Every movie I saw while in the third grade compelled me to ask, Is he dead? Is she dead? Because the characters often live against all odds it is the actors whose mortality concerned me. If it were an old, black-and-white film, whoever was around would answer yes. Months later the actor would show up on some latenight talk show to promote his latest efforts. I would turn and say—one always turns to say—You said he was dead. And the misinformed would claim, I never said he was dead. Yes, you did. No, I didn't. Inevitably we get older; whoever is still with us says, Stop asking me that.

 

Or one begins asking oneself that same question differently. Am I dead?

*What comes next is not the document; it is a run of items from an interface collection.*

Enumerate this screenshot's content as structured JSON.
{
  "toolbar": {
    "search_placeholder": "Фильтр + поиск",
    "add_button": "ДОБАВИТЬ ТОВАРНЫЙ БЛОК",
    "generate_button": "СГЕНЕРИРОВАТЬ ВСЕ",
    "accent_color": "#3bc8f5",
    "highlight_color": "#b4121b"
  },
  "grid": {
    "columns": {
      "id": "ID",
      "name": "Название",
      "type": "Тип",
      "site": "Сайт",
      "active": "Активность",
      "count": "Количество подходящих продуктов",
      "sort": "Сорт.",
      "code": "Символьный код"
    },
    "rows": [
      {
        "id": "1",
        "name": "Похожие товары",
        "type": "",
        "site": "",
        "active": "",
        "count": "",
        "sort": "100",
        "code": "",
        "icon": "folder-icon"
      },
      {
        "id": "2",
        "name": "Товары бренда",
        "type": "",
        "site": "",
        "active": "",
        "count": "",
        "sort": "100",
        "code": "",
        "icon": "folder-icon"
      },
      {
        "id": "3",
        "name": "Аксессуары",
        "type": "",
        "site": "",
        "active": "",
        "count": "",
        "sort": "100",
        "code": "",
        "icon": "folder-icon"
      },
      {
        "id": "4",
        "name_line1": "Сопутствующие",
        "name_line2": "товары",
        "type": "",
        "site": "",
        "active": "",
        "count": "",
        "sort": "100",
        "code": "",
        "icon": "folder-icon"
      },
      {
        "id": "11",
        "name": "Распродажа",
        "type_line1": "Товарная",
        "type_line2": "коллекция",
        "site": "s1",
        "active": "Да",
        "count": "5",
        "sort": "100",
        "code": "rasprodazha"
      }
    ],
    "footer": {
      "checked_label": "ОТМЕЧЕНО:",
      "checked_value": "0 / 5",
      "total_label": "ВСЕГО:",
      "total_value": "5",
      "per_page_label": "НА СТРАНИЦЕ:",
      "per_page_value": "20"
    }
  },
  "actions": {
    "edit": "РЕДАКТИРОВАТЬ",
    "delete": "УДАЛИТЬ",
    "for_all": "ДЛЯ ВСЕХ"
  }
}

Though this question at no time explicitly translates into Should I be dead, eventually the suicide hotline is called. You are, as usual, watching television, the eight-o'clock movie, when a number flashes on the screen: I-800-SUICIDE. You dial the number. Do you feel like killing yourself? the man on the other end of the receiver asks. You tell him, I feel like I am already dead. When he makes no response you add, I am in death's position. He finally says, Don't believe what you are thinking and feeling. Then he asks, Where do you live?

Fifteen minutes later the doorbell rings. You explain to the ambulance attendant that you had a momentary lapse of happily. The noun, happiness, is a static state of some Platonic ideal you know better than to pursue. Your modifying process had happily or unhappily experienced a momentary pause. This kind of thing happens, perhaps is still happening. He shrugs and in turn explains that you need to come quietly or he will have to restrain you. If he is forced to restrain you, he will have to report that he is forced to restrain you. It is this simple: Resistance will only make matters more difficult. Any resistance will only make matters worse. By law, I will have to restrain you. His tone suggests that you should try to understand the difficulty in which he finds himself. This is further disorienting. I am fine! Can't you see that! You climb into the ambulance unassisted.

from "Overview is a Place"

Difficult to pinpoint

fear of self, uncoiled.

specter unstrung, staggering stampede. Which
sung? left the body open for the moon to break into,
unspooling disadvantage.

Give a thought, Jane: Did filth
begin in conversation? drag
the mood through before escaping the ugliness. Not to

dwell on but overhear footsteps again
approaching: immured,
not immune, then dumdum

bullet templed. rip the mind out. go ahead.